Thank you to everyone for your excellent help!

Bonne - You are right. Before this post, I had looked at several indep. hostels and got a "party-only" impression, but the HI hostels look fantastic.
Jennifer - Thanks for the specifics. Love having a personal recommendation, esp. since Rick doesnt mention many hostels in his books.
Stella - These kids deffinately have an uphill battle, but bringing a little love and hope into their lives makes up for the teary nights :)
Pat - I havent decided yet if you were joking about the pubs :) Thanks for the tip on YIH.

Posted by
1014 posts

He is not kidding. I looked into staying at a pub in Doolin, Portobello, and other cities. Several pubs rent rooms upstairs. Some include breakfast. A long time ago, Pubs were also small hotels where travelers stopped on their journeys.

Posted by
8293 posts

The YHA hostel in Winchester is a beauty, placed as it is right over a fast running narrow river, in a very pretty part of the city.

Posted by
104 posts

Jennifer mentioned Palmer's Lodge in London, and I heartily second the recommendation. I stayed there this summer for 8 nights, and it was perfect. It is only 15GBP a night (I think it is 17GBP on the weekends), and that includes free breakfast, internet, and sheets. It was ver clean, the people were friendly, and it is not a party hostel at all. Check it out, and have a fantastic trip!

Posted by
32198 posts

Norma, your Post brought back memories of my stay at the Winchester YHA. What a fantastic location, an old flour mill directly above (as I recall) the River Itchen. I still smile when I remember trying to find the place. I had directions but couldn't seem to locate it. Finally, in desperation I resorted to my cell phone and called the Hostel, and was surprised to see someone down an alley waving at me.

Angela, as others have mentioned, some of the independent Hostels are more "party" locations. Usually the YHA / HI properties are well managed and predictable (breakfast usually provided). I'm 50+ and usually stay in some Hostels on each trip. Some Hostels have double rooms but these usually book up early, and the cost is often close to that of a budget Hotel or B&B. If they don't have doubles available, are you willing to take a dorm room?

Some comments on your locations:

Cotswolds - as someone mentioned, the Hostel in Stow-on-the-Wold is a good one. It's right in the main town square (close to "the Old Stocks"). However, you'll have to consider transportation if you won't have a car. Stow doesn't have railway access, so check National Express for Bus times. You might consider a car for a day or two.

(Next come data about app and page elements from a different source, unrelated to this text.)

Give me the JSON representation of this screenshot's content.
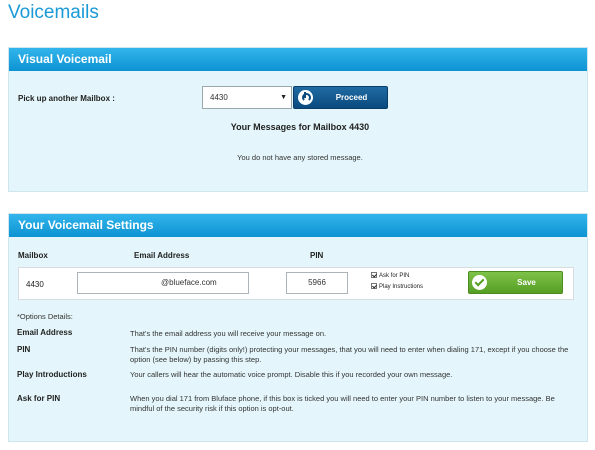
{
  "page": {
    "title": "Voicemails"
  },
  "visual_voicemail": {
    "header": "Visual Voicemail",
    "pick_label": "Pick up another Mailbox :",
    "mailbox_selected": "4430",
    "proceed_label": "Proceed",
    "messages_title": "Your Messages for Mailbox 4430",
    "no_message_text": "You do not have any stored message."
  },
  "settings": {
    "header": "Your Voicemail Settings",
    "columns": {
      "mailbox": "Mailbox",
      "email": "Email Address",
      "pin": "PIN"
    },
    "row": {
      "mailbox": "4430",
      "email": "@blueface.com",
      "pin": "5966",
      "ask_for_pin_label": "Ask for PIN",
      "ask_for_pin_checked": true,
      "play_instructions_label": "Play Instructions",
      "play_instructions_checked": true,
      "save_label": "Save"
    },
    "options_details_label": "*Options Details:",
    "options": [
      {
        "term": "Email Address",
        "desc": "That's the email address you will receive your message on."
      },
      {
        "term": "PIN",
        "desc": "That's the PIN number (digits only!) protecting your messages, that you will need to enter when dialing 171, except if you choose the option (see below) by passing this step."
      },
      {
        "term": "Play Introductions",
        "desc": "Your callers will hear the automatic voice prompt. Disable this if you recorded your own message."
      },
      {
        "term": "Ask for PIN",
        "desc": "When you dial 171 from Bluface phone, if this box is ticked you will need to enter your PIN number to listen to your message. Be mindful of the security risk if this option is opt-out."
      }
    ]
  },
  "icons": {
    "proceed": "power-icon",
    "save": "checkmark-icon",
    "dropdown": "caret-down-icon"
  },
  "colors": {
    "accent": "#1a9ad6",
    "header_blue": "#0d93d2",
    "panel_bg": "#e4f6fb",
    "proceed_bg": "#0b4a7e",
    "save_bg": "#559e24"
  }
}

York - the YHA is in an old Mansion (check the web site), close to the river. On my last stay there, they had a very good cafeteria-style breakfast (you might want to "hold" the black pudding!) and a full kitchen staff. It's an easy walk to the Railway Museum (an awesome Museum, and I believe FREE) and also to the centre of town (be sure to take the walking tours which start at the T.I.).

Happy travels!

Posted by
3580 posts

I am an older traveler; I sometimes stay in hostels. I avoid hostels with the description of "fun," "party atmosphere," "no lockout." If you want to sleep, you want a quieter more adult atmosphere. I like hostels because they are inexpensive and are great places to meet people of all ages from many parts of the world. If you are "older" go ahead and stay at a hostel. Some hostels have co-ed rooms (both sexes); you and your husband might be comfortable there. Check travelers' reviews first; there is a range in quality and amenities.

In Bath I've stayed at the YMCA, which is run as a hostel. Private rooms are available for one or two people. There is a hostel (in Bath) uphill behind the train station called the White Hart. I stayed there a couple of years ago. It seemed to attract older travelers and families. The rates were very reasonable.

Since hostels charge per-person, sharing a private room may cost more than a nearby B&B would charge for a double room. And the B&B would probably feed you a better breakfast.